_Exercise brief:_ Looking at the data below, count the lines that contain the string "this". Write only the total.

Saved data entries

══════════════════════════════

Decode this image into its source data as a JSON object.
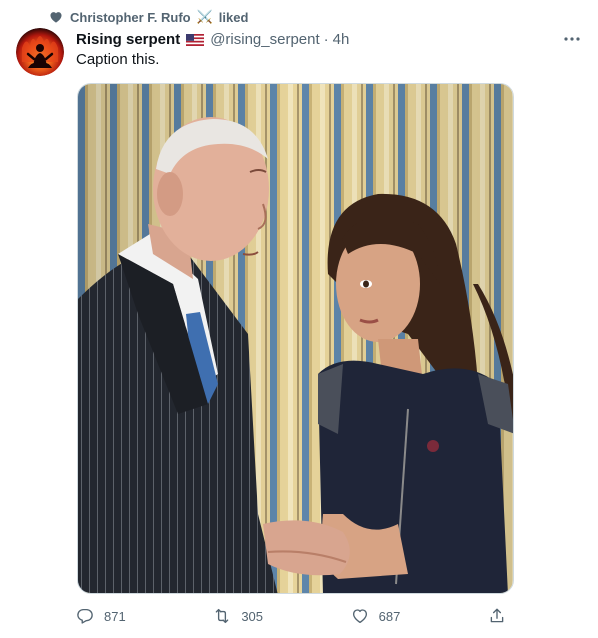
{
  "social_context": {
    "icon": "heart-icon",
    "user": "Christopher F. Rufo",
    "emoji": "⚔️",
    "action": "liked"
  },
  "tweet": {
    "author_name": "Rising serpent",
    "flag": "us-flag",
    "handle": "@rising_serpent",
    "separator": "·",
    "time": "4h",
    "text": "Caption this."
  },
  "actions": {
    "reply_count": "871",
    "retweet_count": "305",
    "like_count": "687"
  },
  "colors": {
    "text_primary": "#0f1419",
    "text_secondary": "#536471",
    "border": "#cfd9de"
  }
}
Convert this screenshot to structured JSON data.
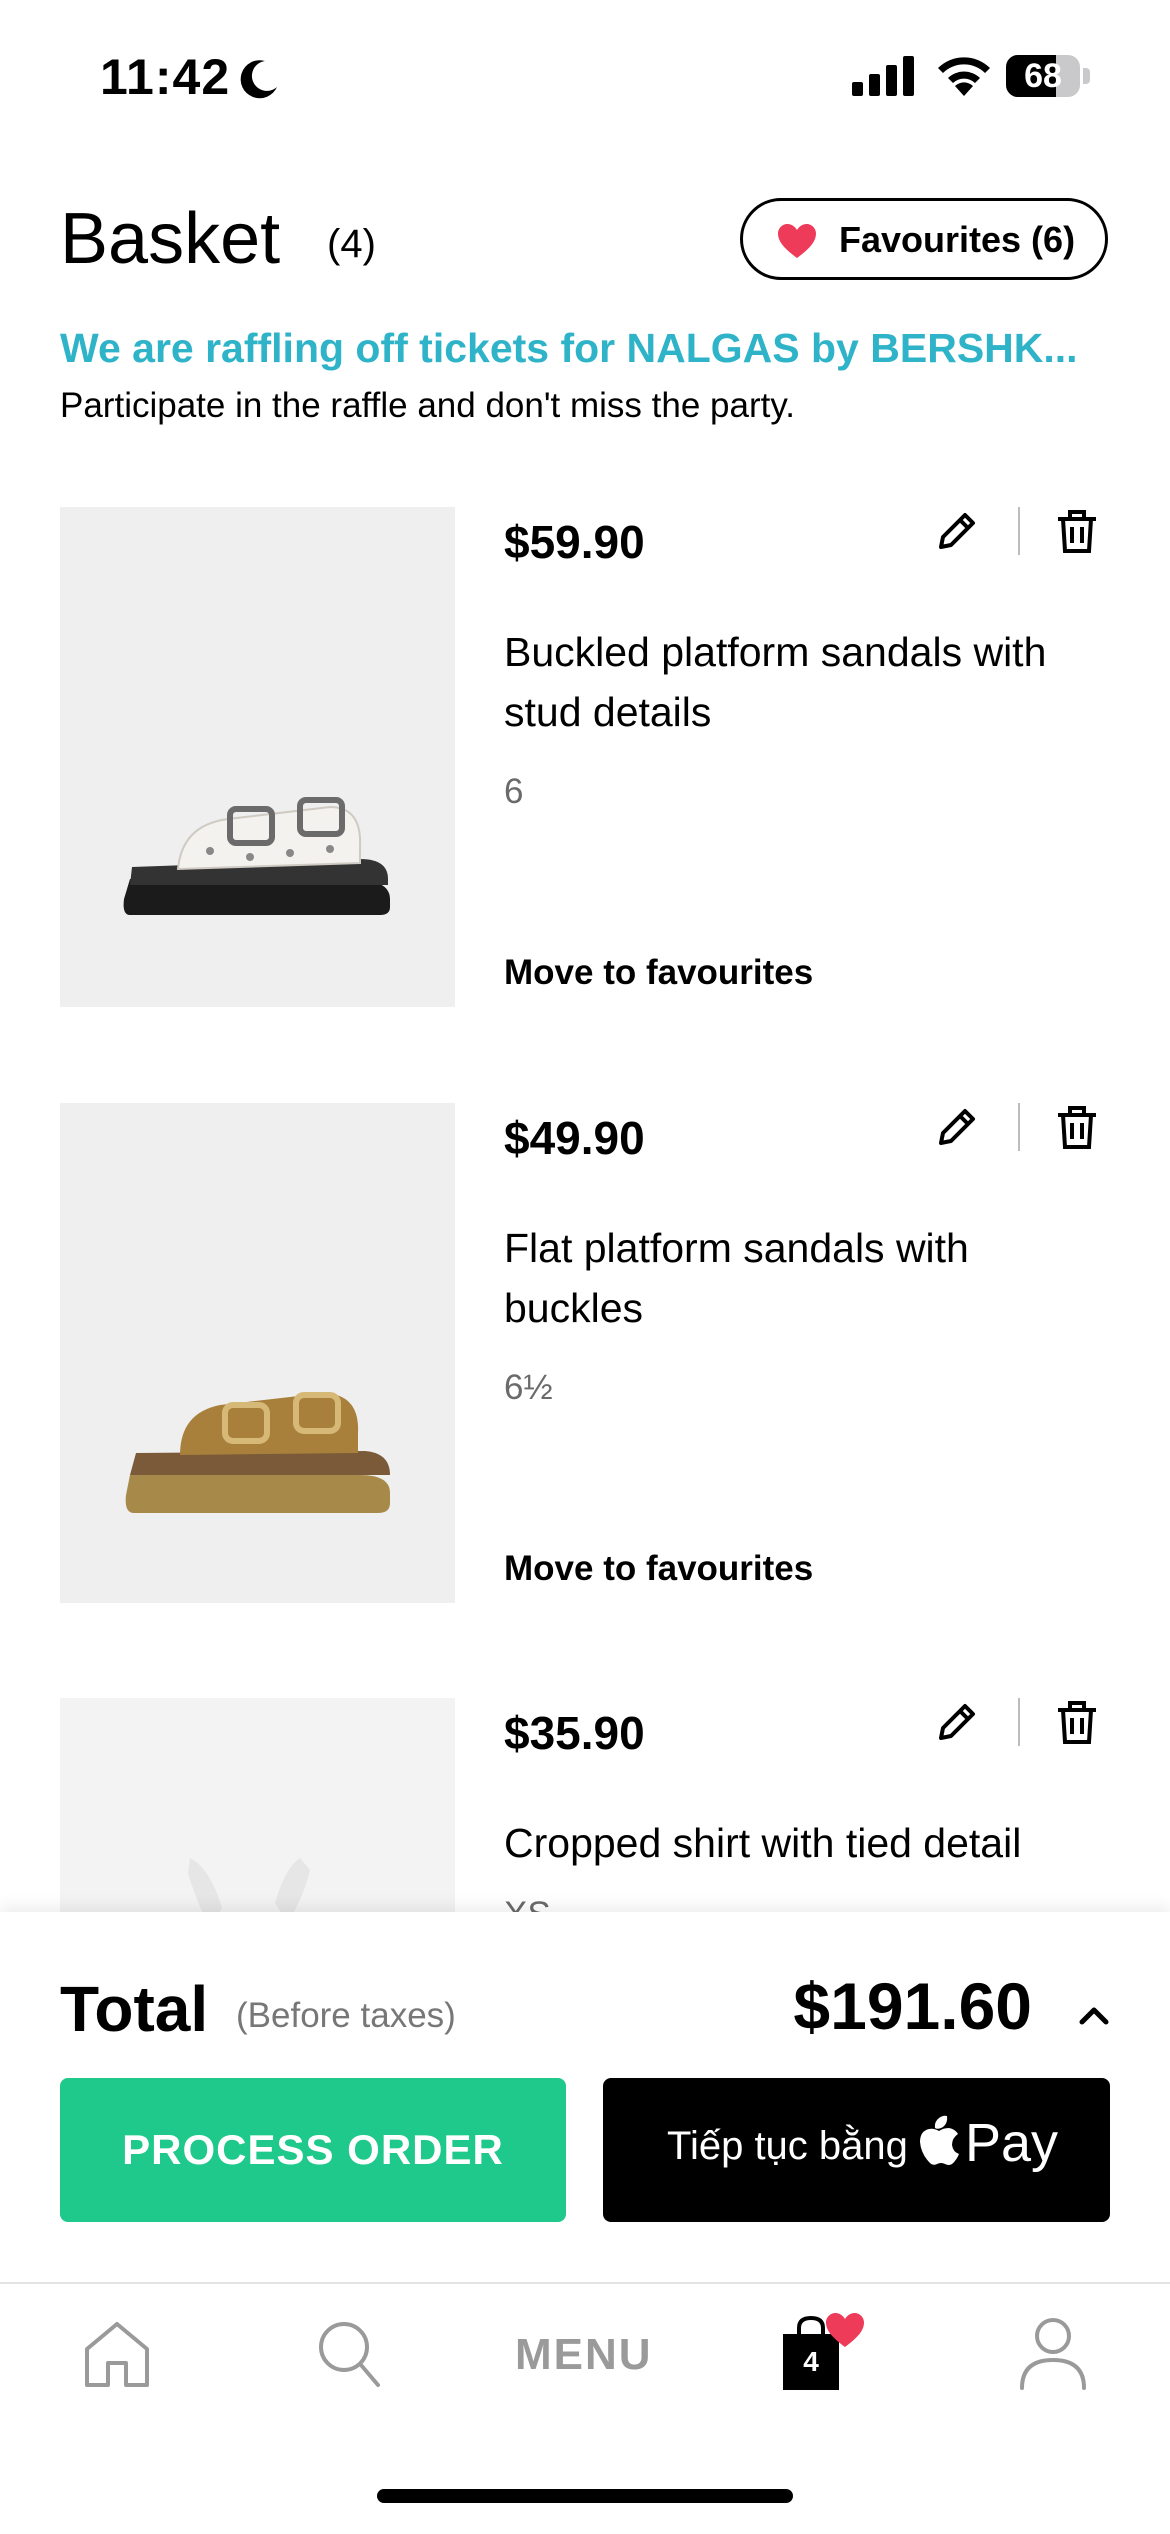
{
  "status_bar": {
    "time": "11:42",
    "battery_percent": "68",
    "battery_level": 0.68
  },
  "header": {
    "title": "Basket",
    "count": "(4)",
    "favourites_label": "Favourites (6)"
  },
  "promo": {
    "title": "We are raffling off tickets for NALGAS by BERSHK...",
    "text": "Participate in the raffle and don't miss the party."
  },
  "items": [
    {
      "price": "$59.90",
      "name": "Buckled platform sandals with stud details",
      "size": "6",
      "move_label": "Move to favourites"
    },
    {
      "price": "$49.90",
      "name": "Flat platform sandals with buckles",
      "size": "6½",
      "move_label": "Move to favourites"
    },
    {
      "price": "$35.90",
      "name": "Cropped shirt with tied detail",
      "size": "XS"
    }
  ],
  "summary": {
    "total_label": "Total",
    "taxes_note": "(Before taxes)",
    "total_value": "$191.60",
    "process_label": "PROCESS ORDER",
    "pay_prefix": "Tiếp tục bằng",
    "pay_word": "Pay"
  },
  "tab_bar": {
    "menu_label": "MENU",
    "bag_count": "4"
  },
  "colors": {
    "promo": "#2eb3c8",
    "process_button": "#1fc88b",
    "heart": "#ef3b5a",
    "text": "#000000"
  },
  "icons": [
    "moon-icon",
    "signal-icon",
    "wifi-icon",
    "heart-icon",
    "edit-icon",
    "delete-icon",
    "chevron-up-icon",
    "apple-icon",
    "home-icon",
    "search-icon",
    "bag-icon",
    "profile-icon"
  ]
}
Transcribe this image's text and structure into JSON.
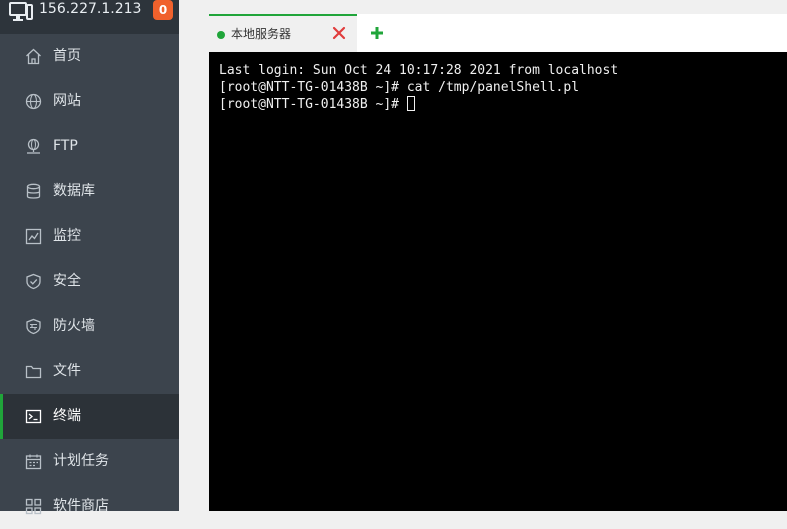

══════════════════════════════

_Exercise answer:_ 4